Blockchain and distributed-ledger concepts are gaining traction because they hold the promise of transforming industry operating models in industries such as music distribution, identify verification and title registry. They promise a model to add trust to untrusted environments and reduce business friction by providing transparent access to the information in the chain. While there is a great deal of interest the majority of blockchain initiatives are in alpha or beta phases and significant technology challenges exist.
Despite the obvious challenges, corporate players and banking giants are pushing this technology forward through experiments (behind closed doors) to test its applicability, possibly driven by the “good reviews” this technology has received: in an “Emerging Theme Radar” note sent to clients in late 2015, Goldman Sachs said that “the Blockchain, can change… well everything.” Meanwhile, William Mougayar, author of The Business Blockchain, opined that blockchain is as innovative as the internet.
Blockchain at a glance — 2016
In August 2016, the World Economic Forum released a report titled The Future of financial infrastructure: An ambitious look at how blockchain can reshape financial services in which it claims that blockchain will play a central role in the global financial system. The report suggests that blockchain “has the potential to ‘live up to the hype’ and reshape financial services.” However, in order to truly occupy a central position in the FinTech world, the technology behind Bitcoin must be paired with “other emerging technologies, regulators, incumbents and additional stakeholders.”
Giancarlo Bruno, the head of financial services industries at the World Economic Forum, told The New York Times that the technology behind Bitcoin will become “the beating heart” of the finance industry. The report revealed that blockchain has the potential to “drive simplicity and efficiency by establishing new financial services infrastructure and processes” and is likely to “form the foundation of next generation financial services infrastructure in conjunction with other existing and emerging technologies.”
A couple of months later, Japanese IT company Fujitsu announced that is experimenting with blockchain. Fujitsu Laboratories Ltd. and Fujitsu Laboratories of America, Inc. have developed two blockchain-based technologies to “safely and securely handle confidential data between multiple organizations:”
A transaction restriction technology based on pre-established policies to restrict trading, such as by restricting users, and a document encryption technology, which allows only relevant parties who hold multiple distributed keys to securely access the information recorded in the blockchain.
These two technologies are meant to prevent both the misuse and abuse of keys (thus making it safer to use blockchain) and to develop a workflow “where documents are acknowledged by collective decision-making or between specified organizations, or where they can be restored when keys are lost.”
Moving forward with blockchain
U.S. Federal Reserve governor Lael Brainard said in a speech earlier this year that even though she was “optimistic” about new technologies such as blockchain, they “must be robust in practice, not just in theory, to attacks on security, and must be able to maintain appropriate confidentiality for records and data.”
Indeed, there is some potential that the new technologies could enable improved authorized access to certain data records in a much more efficient and comprehensive manner than has previously been possible, thereby potentially reducing costs associated with complying with the Bank Secrecy Act.

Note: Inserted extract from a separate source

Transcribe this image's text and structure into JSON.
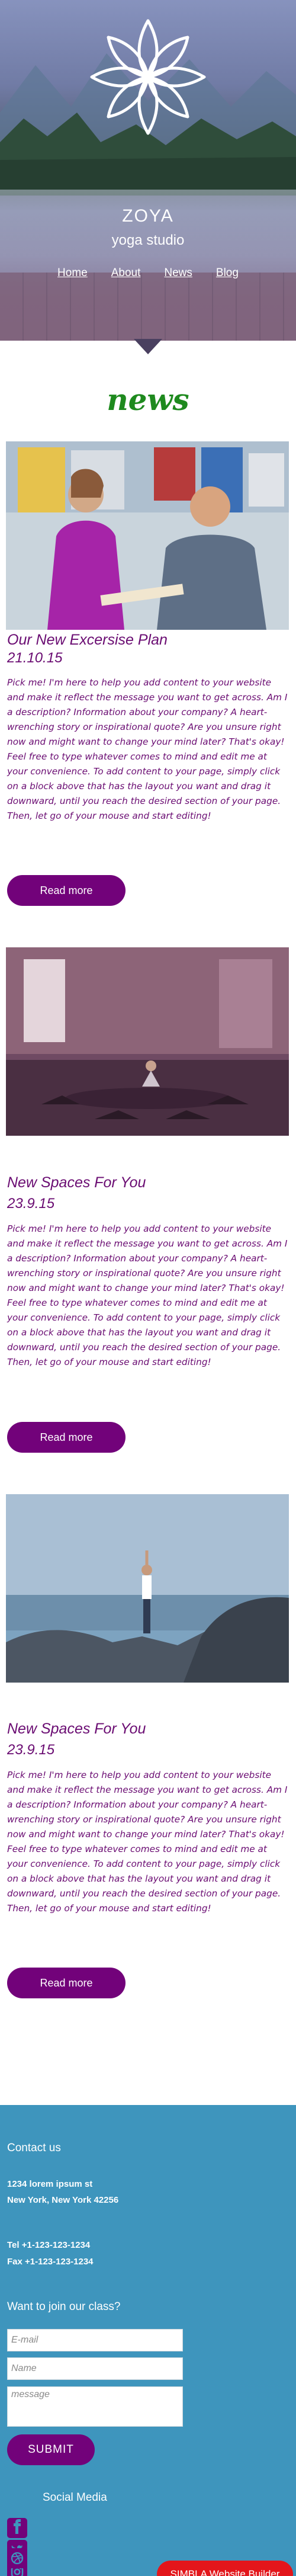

Governor Brainard emphasized that the U.S. Federal Reserve must “give promising technologies the serious consideration they merit, seek to understand their opportunities and risks, and actively engage in dialogue about their potential uses and evolution.”
Plus, new research commissioned by SIX Securities Services showed that more than three quarters of financial organizations are now experimenting with blockchain technologies. The study revealed that 32 percent of respondents have created “a proof of concept, while 1 in 5 are piloting a specific product or service. 14 percent of respondents said they have set up a Blockchain-focused innovation lab, while 12 percent have partnered with a blockchain company.”
With these numbers, it’s safe to say that blockchain is entering a new year with high expectations.